[Data shown]

• • •

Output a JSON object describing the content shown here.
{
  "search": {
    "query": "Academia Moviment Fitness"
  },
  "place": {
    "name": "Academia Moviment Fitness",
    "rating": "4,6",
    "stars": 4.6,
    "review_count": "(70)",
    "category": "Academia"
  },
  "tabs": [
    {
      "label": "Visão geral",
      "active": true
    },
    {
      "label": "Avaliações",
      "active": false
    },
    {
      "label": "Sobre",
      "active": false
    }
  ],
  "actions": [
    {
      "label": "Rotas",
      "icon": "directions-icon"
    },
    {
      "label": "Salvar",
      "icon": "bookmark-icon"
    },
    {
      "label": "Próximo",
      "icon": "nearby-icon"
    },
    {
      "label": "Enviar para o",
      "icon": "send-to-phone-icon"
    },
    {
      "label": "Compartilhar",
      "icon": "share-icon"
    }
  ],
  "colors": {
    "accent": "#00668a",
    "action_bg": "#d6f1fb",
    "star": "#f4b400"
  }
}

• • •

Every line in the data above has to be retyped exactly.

Output a JSON object describing the content shown here.
{
  "search": {
    "query": "Academia Moviment Fitness"
  },
  "place": {
    "name": "Academia Moviment Fitness",
    "rating": "4,6",
    "stars": 4.6,
    "review_count": "(70)",
    "category": "Academia"
  },
  "tabs": [
    {
      "label": "Visão geral",
      "active": true
    },
    {
      "label": "Avaliações",
      "active": false
    },
    {
      "label": "Sobre",
      "active": false
    }
  ],
  "actions": [
    {
      "label": "Rotas",
      "icon": "directions-icon"
    },
    {
      "label": "Salvar",
      "icon": "bookmark-icon"
    },
    {
      "label": "Próximo",
      "icon": "nearby-icon"
    },
    {
      "label": "Enviar para o",
      "icon": "send-to-phone-icon"
    },
    {
      "label": "Compartilhar",
      "icon": "share-icon"
    }
  ],
  "colors": {
    "accent": "#00668a",
    "action_bg": "#d6f1fb",
    "star": "#f4b400"
  }
}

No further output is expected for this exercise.